Know what Over The Counter (OTC) products you are giving your dog before you give it to them.
Dogs Are Family Too
I know when it comes to our dogs, they are considered a family member in our house. They do everything with us. I don’t even run to the local market without one of them with me. So, if your dog gets this kind of treatment, why would we not give them things that we would take from the medicine cabinet to make them feel better when they are down?
This is completely possible with a bit of information and understanding of what they can and cannot have. I have had several dogs in my life. Some acquired from being weened to seeing them all the way through their life. I have experienced a lot of things with these pups. Somewhere they needed a little help from the marvels of medical science.
Even if it was just having a great time on the boat, swimming all day and just being so worn out and sore from a lot of playing. You have to know what you can or cannot give them to help. If you don’t, it could do more harm than good.
Because of this I have done an extensive amount of research on this topic. I am going to list some information you should know before giving your dog any OTC medication.
Talk To The Doc
It is understandable, you do not talk to the doctor every time you take an aspirin. You have the ability to determine when you should and should not have to talk to the doc. The medications you take that are purchased OTC are manufactured and regulated by the FDA to insure they are good for you. You are not a dog!
There are differences in the way dogs react to some of the substances that are OK for people to take. Some that we can metabolize and process through our bodies may be completely toxic to a dog. This is the same for foods. I will write an article on that next, so come back and visit for more information later!
Please use good judgment with the dogs attributes in mind to decide when you should talk to the vet about giving any medication to your dog.
I Can’t Cover It All
There are too many products out there for people and dogs for me to cover every one. What my intention here is, is to cover what I consider a few topics that you may encounter in day to day life with a dog. I am going to list some things that are actually safe for a dog, with precautions. If I have not listed it, I strongly recommend consulting a vet.
What I Have Covered
This list should give you enough information to cover a wide range of common ailments that you may encounter sharing your life with a dog that do not necessarily require a visit to the vet. If you use any of these items, please make sure you understand the dosage. It is commonly not the same as you would take.

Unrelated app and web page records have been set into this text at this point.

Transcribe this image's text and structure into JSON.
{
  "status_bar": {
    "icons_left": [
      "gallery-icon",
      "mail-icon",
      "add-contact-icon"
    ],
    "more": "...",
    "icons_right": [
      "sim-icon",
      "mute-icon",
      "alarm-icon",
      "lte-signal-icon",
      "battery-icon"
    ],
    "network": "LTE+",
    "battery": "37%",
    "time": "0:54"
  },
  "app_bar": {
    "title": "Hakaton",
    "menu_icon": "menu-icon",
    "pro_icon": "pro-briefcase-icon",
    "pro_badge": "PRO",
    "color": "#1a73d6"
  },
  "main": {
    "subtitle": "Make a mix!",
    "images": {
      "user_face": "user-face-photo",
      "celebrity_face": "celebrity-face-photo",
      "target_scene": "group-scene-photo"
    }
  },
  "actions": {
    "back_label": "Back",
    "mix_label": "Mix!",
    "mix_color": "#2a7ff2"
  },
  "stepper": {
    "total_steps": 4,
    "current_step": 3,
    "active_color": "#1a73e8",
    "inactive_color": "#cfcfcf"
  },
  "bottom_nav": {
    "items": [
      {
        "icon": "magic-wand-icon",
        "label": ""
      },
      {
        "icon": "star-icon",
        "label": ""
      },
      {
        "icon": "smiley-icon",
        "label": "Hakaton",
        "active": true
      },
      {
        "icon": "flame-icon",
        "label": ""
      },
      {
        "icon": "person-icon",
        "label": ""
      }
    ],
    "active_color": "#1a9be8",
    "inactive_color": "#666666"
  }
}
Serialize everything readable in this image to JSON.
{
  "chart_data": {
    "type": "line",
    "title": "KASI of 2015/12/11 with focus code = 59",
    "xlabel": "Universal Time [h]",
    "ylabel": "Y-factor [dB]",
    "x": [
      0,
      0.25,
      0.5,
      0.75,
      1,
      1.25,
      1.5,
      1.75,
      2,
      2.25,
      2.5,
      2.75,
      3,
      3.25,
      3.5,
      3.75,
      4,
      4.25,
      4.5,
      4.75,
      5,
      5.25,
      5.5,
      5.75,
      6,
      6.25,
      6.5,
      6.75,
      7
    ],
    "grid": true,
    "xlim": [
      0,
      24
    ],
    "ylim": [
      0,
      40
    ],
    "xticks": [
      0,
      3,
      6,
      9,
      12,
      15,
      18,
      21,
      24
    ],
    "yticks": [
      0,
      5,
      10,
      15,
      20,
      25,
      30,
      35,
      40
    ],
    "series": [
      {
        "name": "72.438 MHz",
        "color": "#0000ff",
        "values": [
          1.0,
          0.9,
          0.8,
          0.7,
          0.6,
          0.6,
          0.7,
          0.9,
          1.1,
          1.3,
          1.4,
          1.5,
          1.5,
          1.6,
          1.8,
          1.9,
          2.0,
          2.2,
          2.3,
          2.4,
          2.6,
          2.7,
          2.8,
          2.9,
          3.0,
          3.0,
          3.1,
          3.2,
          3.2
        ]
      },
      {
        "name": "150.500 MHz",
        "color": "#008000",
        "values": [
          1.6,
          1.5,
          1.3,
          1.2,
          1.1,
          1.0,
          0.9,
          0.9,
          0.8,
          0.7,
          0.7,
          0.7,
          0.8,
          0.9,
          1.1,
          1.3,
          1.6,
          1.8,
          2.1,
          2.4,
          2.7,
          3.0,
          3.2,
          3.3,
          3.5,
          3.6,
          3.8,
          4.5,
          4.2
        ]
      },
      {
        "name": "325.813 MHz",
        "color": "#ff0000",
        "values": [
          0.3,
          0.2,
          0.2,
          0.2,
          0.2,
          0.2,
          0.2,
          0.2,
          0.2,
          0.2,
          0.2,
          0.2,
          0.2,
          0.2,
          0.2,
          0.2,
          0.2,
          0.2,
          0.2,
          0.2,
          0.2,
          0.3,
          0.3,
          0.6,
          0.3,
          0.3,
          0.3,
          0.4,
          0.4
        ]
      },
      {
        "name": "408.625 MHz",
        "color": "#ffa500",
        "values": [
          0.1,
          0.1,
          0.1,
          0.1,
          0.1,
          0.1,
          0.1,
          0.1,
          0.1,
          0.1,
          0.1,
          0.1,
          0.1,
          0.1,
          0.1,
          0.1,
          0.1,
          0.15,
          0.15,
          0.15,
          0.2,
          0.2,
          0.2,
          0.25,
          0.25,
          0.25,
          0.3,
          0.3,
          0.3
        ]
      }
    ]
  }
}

1. OTC Pain Medication for Dogs: Aspirin is OK but not usually recommended by a vet.
- Do Not give a dog Acetaminophen.
- Do Not give a dog Ibuprofen.
2. Allergy Medication for Dogs: These are typically OK for dogs. Some included are Benedryl, Claritin, Zyrtec.
- Do Not give a dog anything with a decongestant.
- Dosage is not the same as and adult. 1ml/1# of dog.
3. Gastrointestinal Medication for Dogs: Typically given for excessive gas, diarrhea, or vomiting. These may include Pepto Bismol or Imodium.
- Do Not give to Collies, Shelties, Australian Shepards, or Long Haired Whippets. These breeds do not react well.
- Dosage is not the same for dog. Use 1ml/20# of dog.
- Pay close attention to symptoms. Could be from an underlying ailment that needs professional attention.
4. Cold & Cough Medications for Dogs: Recommend No. Some such as Robitussin DM is OK but small amount and NO decongestant.
- If your dog is coughing, it could be Bordetella or Parainfluenza which there are vaccines for.
5. Dramamine for Dog: If your dog does not travel well. This medication works well for motion sickness as well with dogs as it does people.
- Dosage is not the same. Small dog, 12.5mg. Medium dog, 25 mg. Large dog, 50 mg.
- If unsure about size to mg, go light. It will help.
6. CBD Oil for Dog: Get the good stuff! Make sure it is a natural product. Works well for several symptoms. One of my dogs has separation issues. He can’t be left alone without crying. The vet recommended CBD.
- Dosage varies by product. Remember it’s not a human.
7. Eye Drops/Nasal Spray for Dogs: Some dogs have allergies, this can help with dry itchy eyes.
- Saline only!
- No medicated stuff.
- No Visine.
Pretty Good List
That should cover it! This is a pretty good list of things you can give a dog for mild symptoms. Always remember to use good judgment for a dog. Always pay attention to the symptoms. If they persist or get worse it could be a more serious problem and need to go to the vet.
If you are looking in to purchasing items to help relieve any ailments your pup might have, check out the Pet Medication page.
If you have questions or comments feel free to drop a line in the comment section below. I am always trying to help the coolest dogs on the planet!
I have also covered several other topics on things a dog owner should be aware of. Please browse through the list of blogs to see if I can help you in any other area.
Thank you for taking care of your dog!